▶ [WHAT TO PRODUCE] What is needed is an exact copy of every entry, without the pictures.

Segment Start: EXCERPTED DATA

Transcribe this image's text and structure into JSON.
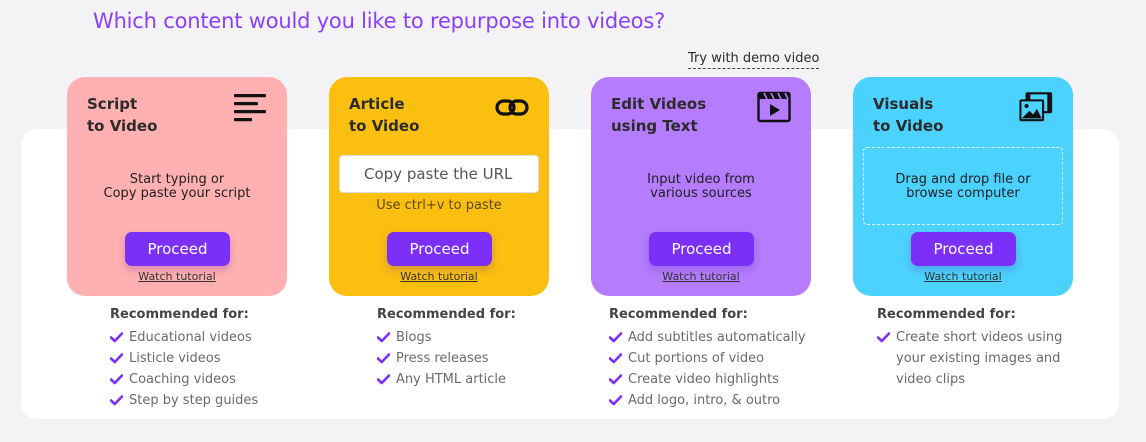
{
  "heading": "Which content would you like to repurpose into videos?",
  "demo_link": "Try with demo video",
  "proceed_label": "Proceed",
  "tutorial_label": "Watch tutorial",
  "recommended_label": "Recommended for:",
  "colors": {
    "accent": "#7b2ff7",
    "heading": "#8a3ffc",
    "script_card": "#ffb0b0",
    "article_card": "#fbbf10",
    "edit_card": "#b57cfe",
    "visuals_card": "#4cd2fe"
  },
  "cards": [
    {
      "title_line1": "Script",
      "title_line2": "to Video",
      "icon": "text-lines-icon",
      "body_line1": "Start typing or",
      "body_line2": "Copy paste your script",
      "recommended": [
        "Educational videos",
        "Listicle videos",
        "Coaching videos",
        "Step by step guides"
      ]
    },
    {
      "title_line1": "Article",
      "title_line2": "to Video",
      "icon": "link-icon",
      "input_placeholder": "Copy paste the URL",
      "input_hint": "Use ctrl+v to paste",
      "recommended": [
        "Blogs",
        "Press releases",
        "Any HTML article"
      ]
    },
    {
      "title_line1": "Edit Videos",
      "title_line2": "using Text",
      "icon": "video-clapper-icon",
      "body_line1": "Input video from",
      "body_line2": "various sources",
      "recommended": [
        "Add subtitles automatically",
        "Cut portions of video",
        "Create video highlights",
        "Add logo, intro, & outro"
      ]
    },
    {
      "title_line1": "Visuals",
      "title_line2": "to Video",
      "icon": "images-film-icon",
      "body_line1": "Drag and drop file or",
      "body_line2": "browse computer",
      "recommended": [
        "Create short videos using",
        "your existing images and",
        "video clips"
      ]
    }
  ]
}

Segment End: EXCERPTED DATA

▶ [SOLUTION TO THIS PROBLEM]
Transcribe this image's text and structure into JSON.
{
  "heading": "Which content would you like to repurpose into videos?",
  "demo_link": "Try with demo video",
  "proceed_label": "Proceed",
  "tutorial_label": "Watch tutorial",
  "recommended_label": "Recommended for:",
  "colors": {
    "accent": "#7b2ff7",
    "heading": "#8a3ffc",
    "script_card": "#ffb0b0",
    "article_card": "#fbbf10",
    "edit_card": "#b57cfe",
    "visuals_card": "#4cd2fe"
  },
  "cards": [
    {
      "title_line1": "Script",
      "title_line2": "to Video",
      "icon": "text-lines-icon",
      "body_line1": "Start typing or",
      "body_line2": "Copy paste your script",
      "recommended": [
        "Educational videos",
        "Listicle videos",
        "Coaching videos",
        "Step by step guides"
      ]
    },
    {
      "title_line1": "Article",
      "title_line2": "to Video",
      "icon": "link-icon",
      "input_placeholder": "Copy paste the URL",
      "input_hint": "Use ctrl+v to paste",
      "recommended": [
        "Blogs",
        "Press releases",
        "Any HTML article"
      ]
    },
    {
      "title_line1": "Edit Videos",
      "title_line2": "using Text",
      "icon": "video-clapper-icon",
      "body_line1": "Input video from",
      "body_line2": "various sources",
      "recommended": [
        "Add subtitles automatically",
        "Cut portions of video",
        "Create video highlights",
        "Add logo, intro, & outro"
      ]
    },
    {
      "title_line1": "Visuals",
      "title_line2": "to Video",
      "icon": "images-film-icon",
      "body_line1": "Drag and drop file or",
      "body_line2": "browse computer",
      "recommended": [
        "Create short videos using",
        "your existing images and",
        "video clips"
      ]
    }
  ]
}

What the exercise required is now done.